[Exercise details] Look through the lines below, find those with the word "screenshot", and copy them.

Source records

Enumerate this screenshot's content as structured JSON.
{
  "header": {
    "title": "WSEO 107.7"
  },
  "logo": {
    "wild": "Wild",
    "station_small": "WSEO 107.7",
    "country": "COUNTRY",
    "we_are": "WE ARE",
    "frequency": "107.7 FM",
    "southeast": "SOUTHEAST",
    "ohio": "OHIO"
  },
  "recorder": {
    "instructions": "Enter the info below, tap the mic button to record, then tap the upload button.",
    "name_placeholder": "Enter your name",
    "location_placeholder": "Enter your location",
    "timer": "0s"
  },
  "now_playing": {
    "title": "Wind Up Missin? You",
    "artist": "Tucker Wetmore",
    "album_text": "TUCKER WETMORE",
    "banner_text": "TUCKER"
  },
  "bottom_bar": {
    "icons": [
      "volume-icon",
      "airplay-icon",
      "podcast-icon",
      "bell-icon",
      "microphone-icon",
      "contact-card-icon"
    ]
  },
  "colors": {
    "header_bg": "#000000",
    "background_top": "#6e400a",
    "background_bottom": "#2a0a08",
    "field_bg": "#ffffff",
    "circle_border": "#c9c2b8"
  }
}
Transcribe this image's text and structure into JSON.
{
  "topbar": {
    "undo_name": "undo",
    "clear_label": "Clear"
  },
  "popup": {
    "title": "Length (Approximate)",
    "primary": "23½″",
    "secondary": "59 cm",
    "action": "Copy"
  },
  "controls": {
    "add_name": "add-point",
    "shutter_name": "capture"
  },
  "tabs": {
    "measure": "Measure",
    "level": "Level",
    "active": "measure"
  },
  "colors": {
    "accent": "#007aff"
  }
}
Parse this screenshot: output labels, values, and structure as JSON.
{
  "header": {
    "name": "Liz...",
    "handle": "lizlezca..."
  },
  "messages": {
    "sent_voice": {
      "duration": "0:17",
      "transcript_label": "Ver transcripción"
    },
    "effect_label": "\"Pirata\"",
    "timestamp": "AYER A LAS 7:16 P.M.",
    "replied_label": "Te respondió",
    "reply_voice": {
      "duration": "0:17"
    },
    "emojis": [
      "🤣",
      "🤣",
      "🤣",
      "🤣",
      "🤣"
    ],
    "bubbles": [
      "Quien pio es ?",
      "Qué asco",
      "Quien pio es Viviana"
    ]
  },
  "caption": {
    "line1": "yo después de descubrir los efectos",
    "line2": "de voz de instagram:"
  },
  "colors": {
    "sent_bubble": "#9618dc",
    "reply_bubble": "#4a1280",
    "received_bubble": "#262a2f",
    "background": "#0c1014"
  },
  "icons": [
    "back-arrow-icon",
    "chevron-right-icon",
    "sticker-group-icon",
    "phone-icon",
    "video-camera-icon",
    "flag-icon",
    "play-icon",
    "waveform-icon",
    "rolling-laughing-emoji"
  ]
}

[Reply to the task]
Enumerate this screenshot's content as structured JSON.
Parse this screenshot: output labels, values, and structure as JSON.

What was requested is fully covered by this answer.